Somehow, you’re ‘to read’ list never quit disappears, you know?
I moved back in August to a new apartment. The most irritating part of moving was piling up all my books into a tote-box and moving it. Paper weighs a lot for some reason. I haven’t even read all the books I own (I’m okay with this though, because the ones I haven’t read are published by TOR). I was irritated about it at the time, but reflecting on it, it’s reflective of my love of reading, instilled in me by patient parents and some damn good authors.
I think I’ve gained a lot from reading. In addition to a large vocabulary and an ability to hold conversations with English majors, I think reading delivers an ability to live vicariously through characters that television, comic books, and cinema don’t, because they don’t require you to invest as much time in the work. And that minimum investment of time required scares off those with little patience and less willingness. Which is why I can usually find the book I want to read at the library.
I don’t read a lot. I’ll go through a book a month. What sparked all this is that I recently turned in Alexander Solzhenitsyn’s The Gulag Archipelago and picked up The Ecology of Commerce. I heard about Gulag after reading of Solzhenitsyn’s death (I was not expecting there to be two more volumes after the first one, FUCK that), and I’d heard about Ecology in a management class. My reading is many and varied, and I enjoy most of them greatly.
CLIFF NOTES: Reading is an enjoyable pastime with a number of seemingly unrelated benefits, including an increased worldview and vocabulary.

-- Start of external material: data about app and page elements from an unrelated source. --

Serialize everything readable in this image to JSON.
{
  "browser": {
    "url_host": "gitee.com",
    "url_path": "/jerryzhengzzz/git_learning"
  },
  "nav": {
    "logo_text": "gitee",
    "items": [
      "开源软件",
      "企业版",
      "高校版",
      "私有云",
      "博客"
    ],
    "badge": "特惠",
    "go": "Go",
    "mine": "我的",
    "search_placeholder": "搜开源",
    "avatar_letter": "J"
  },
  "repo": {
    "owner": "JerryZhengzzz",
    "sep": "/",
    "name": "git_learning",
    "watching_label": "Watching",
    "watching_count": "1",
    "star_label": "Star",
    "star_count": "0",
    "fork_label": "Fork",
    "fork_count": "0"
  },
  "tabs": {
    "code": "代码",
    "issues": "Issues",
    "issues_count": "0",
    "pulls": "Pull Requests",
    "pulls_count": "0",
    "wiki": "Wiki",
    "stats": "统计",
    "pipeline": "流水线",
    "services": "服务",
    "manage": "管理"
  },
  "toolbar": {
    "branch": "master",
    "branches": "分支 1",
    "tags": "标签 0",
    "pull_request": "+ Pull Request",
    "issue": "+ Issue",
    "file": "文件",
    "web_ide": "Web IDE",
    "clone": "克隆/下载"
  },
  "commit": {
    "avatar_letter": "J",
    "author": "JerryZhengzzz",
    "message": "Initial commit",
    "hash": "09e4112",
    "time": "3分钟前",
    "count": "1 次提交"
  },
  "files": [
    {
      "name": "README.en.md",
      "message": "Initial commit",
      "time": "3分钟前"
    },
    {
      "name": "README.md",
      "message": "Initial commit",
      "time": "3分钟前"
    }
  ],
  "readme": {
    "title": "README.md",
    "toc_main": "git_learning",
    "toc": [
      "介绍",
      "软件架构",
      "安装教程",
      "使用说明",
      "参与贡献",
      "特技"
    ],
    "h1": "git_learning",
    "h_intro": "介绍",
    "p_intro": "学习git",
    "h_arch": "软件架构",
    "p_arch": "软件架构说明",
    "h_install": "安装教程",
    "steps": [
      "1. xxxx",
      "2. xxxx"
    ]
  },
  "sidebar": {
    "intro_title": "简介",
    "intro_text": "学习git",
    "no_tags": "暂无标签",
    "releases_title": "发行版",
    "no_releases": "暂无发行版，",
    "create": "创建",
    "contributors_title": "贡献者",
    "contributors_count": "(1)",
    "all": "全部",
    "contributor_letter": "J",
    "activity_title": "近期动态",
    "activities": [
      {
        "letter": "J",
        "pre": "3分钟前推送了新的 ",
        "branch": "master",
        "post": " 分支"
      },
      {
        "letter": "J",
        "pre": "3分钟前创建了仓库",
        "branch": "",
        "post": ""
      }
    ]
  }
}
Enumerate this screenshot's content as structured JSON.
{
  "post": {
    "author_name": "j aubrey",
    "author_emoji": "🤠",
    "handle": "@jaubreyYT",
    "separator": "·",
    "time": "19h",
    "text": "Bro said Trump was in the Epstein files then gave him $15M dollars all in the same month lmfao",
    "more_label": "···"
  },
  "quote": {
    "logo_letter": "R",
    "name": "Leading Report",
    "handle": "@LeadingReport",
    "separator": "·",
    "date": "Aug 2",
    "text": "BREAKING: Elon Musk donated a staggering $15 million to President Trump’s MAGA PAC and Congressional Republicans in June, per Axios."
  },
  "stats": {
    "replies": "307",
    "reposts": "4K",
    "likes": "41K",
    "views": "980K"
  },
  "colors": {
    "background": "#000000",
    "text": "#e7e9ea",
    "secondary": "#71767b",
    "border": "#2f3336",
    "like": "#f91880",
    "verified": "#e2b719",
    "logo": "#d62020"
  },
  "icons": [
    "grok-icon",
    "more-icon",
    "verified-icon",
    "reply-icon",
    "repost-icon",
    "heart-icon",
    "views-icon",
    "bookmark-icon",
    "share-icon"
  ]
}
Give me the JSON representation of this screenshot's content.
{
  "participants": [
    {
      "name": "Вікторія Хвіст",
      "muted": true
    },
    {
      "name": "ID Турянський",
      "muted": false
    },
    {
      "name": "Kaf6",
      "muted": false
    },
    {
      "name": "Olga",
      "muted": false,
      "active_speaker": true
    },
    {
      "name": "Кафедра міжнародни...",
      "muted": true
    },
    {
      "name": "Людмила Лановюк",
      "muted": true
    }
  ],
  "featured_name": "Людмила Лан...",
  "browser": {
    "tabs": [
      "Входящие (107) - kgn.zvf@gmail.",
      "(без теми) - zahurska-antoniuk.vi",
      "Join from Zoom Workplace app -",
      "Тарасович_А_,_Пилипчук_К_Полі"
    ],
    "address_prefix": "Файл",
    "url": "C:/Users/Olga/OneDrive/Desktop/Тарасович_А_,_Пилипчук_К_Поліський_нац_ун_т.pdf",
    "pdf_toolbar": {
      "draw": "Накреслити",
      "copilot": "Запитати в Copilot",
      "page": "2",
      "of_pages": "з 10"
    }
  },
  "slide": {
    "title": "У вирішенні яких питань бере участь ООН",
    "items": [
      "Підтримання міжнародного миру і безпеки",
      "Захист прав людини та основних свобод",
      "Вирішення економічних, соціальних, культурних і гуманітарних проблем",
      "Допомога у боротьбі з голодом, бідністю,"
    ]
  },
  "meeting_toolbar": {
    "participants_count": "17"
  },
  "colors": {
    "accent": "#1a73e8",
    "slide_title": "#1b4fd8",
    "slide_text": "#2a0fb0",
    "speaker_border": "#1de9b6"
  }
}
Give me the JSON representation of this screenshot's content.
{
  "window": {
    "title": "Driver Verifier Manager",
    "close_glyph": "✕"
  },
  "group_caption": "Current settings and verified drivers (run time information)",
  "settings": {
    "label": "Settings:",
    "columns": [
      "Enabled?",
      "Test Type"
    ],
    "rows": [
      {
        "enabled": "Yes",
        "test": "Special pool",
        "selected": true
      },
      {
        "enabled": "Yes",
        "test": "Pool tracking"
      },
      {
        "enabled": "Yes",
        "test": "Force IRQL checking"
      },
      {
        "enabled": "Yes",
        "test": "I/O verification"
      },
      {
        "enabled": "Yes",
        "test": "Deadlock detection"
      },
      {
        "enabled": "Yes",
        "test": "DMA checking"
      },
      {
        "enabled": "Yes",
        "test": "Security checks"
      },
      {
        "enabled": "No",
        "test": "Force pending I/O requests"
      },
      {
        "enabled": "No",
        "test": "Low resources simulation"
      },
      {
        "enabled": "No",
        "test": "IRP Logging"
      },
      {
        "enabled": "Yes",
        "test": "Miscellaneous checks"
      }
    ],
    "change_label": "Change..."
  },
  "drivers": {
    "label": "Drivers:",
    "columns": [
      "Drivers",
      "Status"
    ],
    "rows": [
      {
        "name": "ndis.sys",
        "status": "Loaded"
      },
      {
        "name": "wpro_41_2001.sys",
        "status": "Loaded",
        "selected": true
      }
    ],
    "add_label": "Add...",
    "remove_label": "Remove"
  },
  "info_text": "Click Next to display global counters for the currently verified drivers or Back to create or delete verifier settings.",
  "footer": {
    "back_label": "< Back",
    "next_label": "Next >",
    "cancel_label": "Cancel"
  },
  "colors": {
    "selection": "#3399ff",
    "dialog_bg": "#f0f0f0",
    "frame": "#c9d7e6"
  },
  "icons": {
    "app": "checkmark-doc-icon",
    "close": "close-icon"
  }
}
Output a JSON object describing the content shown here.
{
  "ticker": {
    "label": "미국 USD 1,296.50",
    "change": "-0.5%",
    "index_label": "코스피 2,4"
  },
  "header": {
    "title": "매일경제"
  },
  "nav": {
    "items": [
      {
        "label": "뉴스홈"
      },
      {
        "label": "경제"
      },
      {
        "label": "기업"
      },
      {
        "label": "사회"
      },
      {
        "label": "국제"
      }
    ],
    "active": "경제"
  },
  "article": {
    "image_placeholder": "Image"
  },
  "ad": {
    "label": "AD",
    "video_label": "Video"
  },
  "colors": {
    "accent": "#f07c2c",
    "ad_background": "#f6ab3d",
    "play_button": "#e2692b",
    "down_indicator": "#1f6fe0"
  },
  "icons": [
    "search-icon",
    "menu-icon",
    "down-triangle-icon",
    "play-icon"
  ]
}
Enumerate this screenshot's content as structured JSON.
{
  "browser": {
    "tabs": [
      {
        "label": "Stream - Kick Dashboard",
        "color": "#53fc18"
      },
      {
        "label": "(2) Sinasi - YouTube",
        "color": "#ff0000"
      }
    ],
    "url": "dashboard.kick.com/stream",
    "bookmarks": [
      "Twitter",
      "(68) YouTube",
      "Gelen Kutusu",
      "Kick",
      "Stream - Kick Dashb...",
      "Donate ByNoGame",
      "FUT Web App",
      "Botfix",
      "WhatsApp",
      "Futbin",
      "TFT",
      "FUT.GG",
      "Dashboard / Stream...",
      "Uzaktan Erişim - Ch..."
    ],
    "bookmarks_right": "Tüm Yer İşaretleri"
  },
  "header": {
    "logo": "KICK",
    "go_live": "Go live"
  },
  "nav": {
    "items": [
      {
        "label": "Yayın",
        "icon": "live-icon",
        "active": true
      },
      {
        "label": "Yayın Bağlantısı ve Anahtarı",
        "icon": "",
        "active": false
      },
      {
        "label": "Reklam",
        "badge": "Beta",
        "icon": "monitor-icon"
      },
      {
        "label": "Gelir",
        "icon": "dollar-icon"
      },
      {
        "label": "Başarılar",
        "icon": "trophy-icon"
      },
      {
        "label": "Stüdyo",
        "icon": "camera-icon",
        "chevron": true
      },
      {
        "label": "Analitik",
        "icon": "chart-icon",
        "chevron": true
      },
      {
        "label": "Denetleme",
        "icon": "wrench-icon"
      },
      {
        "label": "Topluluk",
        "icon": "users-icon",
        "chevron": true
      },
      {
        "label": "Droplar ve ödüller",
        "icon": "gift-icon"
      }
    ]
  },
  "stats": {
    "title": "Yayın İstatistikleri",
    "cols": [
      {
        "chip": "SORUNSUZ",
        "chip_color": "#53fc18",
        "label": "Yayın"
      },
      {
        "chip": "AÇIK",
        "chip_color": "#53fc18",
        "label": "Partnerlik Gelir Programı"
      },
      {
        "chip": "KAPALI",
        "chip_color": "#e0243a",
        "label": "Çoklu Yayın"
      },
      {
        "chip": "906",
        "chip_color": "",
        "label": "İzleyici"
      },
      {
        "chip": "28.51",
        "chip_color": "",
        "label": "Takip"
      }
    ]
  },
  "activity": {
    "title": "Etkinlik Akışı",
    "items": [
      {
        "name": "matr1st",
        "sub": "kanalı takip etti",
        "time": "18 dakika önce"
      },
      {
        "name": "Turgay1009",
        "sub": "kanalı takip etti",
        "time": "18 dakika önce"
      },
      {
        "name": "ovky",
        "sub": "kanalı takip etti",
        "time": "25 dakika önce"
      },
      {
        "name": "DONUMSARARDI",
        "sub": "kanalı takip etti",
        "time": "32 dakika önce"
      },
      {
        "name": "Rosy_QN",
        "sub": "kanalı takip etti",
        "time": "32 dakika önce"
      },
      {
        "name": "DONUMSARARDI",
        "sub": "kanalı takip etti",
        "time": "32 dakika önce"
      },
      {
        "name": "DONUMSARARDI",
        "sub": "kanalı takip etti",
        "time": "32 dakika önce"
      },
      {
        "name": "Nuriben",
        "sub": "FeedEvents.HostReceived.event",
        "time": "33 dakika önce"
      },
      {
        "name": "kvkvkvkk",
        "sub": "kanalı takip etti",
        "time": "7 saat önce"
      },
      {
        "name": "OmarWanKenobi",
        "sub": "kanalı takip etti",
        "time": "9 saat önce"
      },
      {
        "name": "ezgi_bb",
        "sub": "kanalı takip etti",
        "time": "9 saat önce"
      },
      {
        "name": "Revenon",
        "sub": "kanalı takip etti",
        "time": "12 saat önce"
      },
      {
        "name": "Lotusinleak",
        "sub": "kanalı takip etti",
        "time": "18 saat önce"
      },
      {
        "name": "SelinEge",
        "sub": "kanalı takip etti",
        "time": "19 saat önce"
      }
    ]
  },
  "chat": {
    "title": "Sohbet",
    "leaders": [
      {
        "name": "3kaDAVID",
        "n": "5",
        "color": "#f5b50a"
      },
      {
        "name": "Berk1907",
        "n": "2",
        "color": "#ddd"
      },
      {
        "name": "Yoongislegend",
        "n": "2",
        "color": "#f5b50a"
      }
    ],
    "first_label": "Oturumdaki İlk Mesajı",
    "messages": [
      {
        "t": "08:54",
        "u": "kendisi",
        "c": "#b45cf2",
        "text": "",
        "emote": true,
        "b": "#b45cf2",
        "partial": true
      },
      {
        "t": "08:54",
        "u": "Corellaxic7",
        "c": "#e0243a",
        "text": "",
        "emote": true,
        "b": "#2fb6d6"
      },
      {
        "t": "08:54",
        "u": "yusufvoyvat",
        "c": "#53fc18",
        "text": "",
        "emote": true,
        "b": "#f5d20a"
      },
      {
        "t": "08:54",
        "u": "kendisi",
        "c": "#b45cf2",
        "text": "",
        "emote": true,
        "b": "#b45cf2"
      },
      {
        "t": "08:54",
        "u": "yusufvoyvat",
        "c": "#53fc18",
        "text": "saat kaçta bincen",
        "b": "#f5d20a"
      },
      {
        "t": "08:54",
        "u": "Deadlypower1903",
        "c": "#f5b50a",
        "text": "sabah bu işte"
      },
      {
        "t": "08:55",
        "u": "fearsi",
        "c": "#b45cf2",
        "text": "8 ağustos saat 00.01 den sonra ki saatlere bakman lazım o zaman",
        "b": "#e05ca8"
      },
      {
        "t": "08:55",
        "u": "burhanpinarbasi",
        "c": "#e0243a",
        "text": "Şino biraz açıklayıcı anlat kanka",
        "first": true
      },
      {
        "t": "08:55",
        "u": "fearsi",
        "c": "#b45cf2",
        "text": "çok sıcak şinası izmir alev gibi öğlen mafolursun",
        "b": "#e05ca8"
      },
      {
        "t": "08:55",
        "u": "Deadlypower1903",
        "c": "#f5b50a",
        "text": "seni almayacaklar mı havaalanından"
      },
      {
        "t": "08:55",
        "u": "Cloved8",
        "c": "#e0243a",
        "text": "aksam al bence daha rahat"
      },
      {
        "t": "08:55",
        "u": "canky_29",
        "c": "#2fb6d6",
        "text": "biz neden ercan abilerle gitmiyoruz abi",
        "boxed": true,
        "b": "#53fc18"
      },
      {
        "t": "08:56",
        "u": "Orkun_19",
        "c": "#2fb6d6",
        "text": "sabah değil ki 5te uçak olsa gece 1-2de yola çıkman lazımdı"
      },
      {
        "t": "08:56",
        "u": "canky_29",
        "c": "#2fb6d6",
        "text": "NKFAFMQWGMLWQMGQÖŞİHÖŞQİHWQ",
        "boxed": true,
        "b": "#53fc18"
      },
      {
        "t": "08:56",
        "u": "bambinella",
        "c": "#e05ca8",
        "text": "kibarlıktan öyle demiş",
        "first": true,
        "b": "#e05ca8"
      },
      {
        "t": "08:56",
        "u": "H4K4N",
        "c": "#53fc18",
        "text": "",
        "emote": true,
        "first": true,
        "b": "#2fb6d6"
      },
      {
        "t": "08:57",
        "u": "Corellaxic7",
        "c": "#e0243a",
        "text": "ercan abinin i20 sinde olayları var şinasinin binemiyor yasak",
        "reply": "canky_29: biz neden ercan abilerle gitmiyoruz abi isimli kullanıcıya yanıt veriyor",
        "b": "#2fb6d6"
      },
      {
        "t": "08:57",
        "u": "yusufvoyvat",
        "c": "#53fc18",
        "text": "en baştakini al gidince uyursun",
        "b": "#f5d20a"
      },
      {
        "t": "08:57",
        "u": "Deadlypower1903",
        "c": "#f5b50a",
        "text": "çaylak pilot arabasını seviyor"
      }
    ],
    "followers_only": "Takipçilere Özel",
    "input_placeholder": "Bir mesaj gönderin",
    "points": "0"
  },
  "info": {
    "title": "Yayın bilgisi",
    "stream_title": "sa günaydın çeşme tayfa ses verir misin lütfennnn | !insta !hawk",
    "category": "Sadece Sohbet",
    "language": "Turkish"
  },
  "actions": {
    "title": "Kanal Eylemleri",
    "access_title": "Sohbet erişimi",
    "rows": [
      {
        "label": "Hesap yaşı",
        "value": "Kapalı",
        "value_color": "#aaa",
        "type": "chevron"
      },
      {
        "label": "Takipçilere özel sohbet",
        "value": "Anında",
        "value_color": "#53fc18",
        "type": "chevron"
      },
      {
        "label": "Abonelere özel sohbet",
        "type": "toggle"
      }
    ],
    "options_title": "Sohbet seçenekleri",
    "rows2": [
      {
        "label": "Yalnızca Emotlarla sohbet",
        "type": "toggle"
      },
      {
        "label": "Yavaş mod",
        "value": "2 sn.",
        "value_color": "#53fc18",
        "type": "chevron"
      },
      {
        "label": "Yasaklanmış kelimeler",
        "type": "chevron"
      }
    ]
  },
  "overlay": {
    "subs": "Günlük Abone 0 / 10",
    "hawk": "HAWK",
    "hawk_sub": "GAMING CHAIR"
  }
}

And libraries are great places to pick up those books, because of all the people too lazy to use them.